A language arts and reading specialist offers a systematic but individualized program for teaching children to read.
Wirtz (Reading Champions! Master Training and Teaching Book, 2002) comes with 40 years’ experience teaching grades K through 12. Her program, developed over many years in the classroom crucible, is for teachers, parents, or tutors, all of whom are assigned the roles of coaches. Wirtz builds on what she calls common-sense minilessons designed to augment but not replace existing school reading programs. Each carefully formatted CSML packet is geared to take no more than 15 minutes, though some seem likely to take longer. Others, especially those for beginning readers, are meant to be repeated as often as necessary for a particular student. The coaching approach is decidedly hands-on and will produce best results in one-on-one or small classroom settings. “Practice, drill and repetition are the best way to build language skills,” she writes, and these will remain necessary until readers automatically and without conscious thought apply skills such as word recognition. Only then can these advancing readers begin to use techniques such as scanning, in which the eyes sweep pages for broad meaning without plowing through every sentence. Wirtz goes even further, suggesting a subliminal technique in which the eyes are focused on the white spaces between the lines “to let the mind, rather than your eyes, gather information in larger chunks.” But she concentrates mainly on letter-recognition methods, phonics, short and long vowels, letter groupings, consonant blends and digraphs, diphthongs and the like, each the focus of individual CSMLs. Generally clear and concise, these lessons call for nothing fancier than homemade word boards and alphabet cards. Computers and bedazzling reading software don’t figure into her old-school approach; a CSML on the use of dictionaries doesn’t mention spell-checking software or the ease of looking up a word online. Indeed, Wirtz’s entire program could have been carried out just as well 50 years ago. Maybe that’s a good thing.

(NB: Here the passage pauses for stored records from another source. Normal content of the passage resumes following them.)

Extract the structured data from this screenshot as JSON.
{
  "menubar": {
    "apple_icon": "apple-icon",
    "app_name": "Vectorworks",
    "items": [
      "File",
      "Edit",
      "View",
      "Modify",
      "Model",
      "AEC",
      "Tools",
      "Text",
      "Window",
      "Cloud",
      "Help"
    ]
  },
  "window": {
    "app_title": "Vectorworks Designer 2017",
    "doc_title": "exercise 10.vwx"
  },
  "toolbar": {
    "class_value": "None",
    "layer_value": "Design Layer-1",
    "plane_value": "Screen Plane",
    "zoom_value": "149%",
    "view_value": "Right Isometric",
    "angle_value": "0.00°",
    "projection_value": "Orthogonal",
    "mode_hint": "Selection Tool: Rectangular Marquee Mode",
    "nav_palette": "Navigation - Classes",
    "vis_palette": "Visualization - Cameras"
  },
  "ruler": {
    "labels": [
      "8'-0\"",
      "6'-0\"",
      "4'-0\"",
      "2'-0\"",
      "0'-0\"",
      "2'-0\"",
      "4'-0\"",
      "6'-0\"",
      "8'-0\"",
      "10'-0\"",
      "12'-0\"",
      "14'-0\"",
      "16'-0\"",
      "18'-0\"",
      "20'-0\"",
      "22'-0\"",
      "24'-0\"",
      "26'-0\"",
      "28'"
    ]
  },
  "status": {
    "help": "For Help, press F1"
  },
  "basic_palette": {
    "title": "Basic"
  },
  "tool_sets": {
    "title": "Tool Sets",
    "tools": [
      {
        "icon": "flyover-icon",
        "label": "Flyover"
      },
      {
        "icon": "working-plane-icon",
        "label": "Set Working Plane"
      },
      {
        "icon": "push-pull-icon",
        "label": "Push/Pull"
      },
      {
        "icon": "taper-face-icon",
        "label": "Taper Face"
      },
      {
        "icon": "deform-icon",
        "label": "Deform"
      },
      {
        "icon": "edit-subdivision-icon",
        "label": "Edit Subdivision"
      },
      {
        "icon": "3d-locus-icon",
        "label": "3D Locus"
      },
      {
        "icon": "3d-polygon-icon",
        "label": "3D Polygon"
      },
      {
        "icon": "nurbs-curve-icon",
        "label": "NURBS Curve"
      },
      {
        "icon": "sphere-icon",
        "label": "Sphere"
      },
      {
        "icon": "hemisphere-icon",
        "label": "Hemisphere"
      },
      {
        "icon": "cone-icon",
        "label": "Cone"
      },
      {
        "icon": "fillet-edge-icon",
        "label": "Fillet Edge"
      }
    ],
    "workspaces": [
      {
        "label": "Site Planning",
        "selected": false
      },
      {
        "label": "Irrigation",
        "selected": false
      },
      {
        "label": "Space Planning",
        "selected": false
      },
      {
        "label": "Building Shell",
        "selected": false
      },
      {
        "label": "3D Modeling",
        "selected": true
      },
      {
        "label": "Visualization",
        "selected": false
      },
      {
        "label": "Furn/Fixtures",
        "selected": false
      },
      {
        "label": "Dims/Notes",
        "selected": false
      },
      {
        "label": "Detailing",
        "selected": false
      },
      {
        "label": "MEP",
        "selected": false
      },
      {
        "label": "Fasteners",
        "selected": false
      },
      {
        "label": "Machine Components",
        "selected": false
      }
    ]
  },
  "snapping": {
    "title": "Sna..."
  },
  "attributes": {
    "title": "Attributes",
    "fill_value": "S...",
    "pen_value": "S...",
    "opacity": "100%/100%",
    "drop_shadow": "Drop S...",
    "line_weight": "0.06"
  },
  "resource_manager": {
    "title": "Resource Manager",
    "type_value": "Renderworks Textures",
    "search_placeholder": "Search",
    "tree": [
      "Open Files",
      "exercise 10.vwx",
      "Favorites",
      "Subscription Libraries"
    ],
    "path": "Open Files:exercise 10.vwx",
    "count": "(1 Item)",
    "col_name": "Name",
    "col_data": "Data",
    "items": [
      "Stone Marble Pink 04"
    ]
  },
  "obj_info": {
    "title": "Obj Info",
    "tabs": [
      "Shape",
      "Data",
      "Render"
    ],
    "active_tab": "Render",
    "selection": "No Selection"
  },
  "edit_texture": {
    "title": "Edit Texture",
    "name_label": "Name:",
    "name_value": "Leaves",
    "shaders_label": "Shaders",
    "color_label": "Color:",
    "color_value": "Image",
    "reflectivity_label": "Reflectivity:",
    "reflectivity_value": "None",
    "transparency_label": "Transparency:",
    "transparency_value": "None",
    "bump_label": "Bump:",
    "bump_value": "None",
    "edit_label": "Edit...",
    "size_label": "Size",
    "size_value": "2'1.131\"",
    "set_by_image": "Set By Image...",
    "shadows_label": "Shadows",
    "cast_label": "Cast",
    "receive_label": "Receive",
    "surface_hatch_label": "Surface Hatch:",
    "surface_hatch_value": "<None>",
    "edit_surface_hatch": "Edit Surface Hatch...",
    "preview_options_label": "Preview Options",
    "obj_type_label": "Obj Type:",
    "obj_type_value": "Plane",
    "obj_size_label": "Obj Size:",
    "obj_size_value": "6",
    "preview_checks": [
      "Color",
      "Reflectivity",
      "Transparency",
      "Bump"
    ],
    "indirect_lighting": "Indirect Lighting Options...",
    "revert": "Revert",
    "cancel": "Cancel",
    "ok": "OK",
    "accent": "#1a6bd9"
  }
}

A basic, old-school literacy lifeline tossed into a sea of declining reading skills.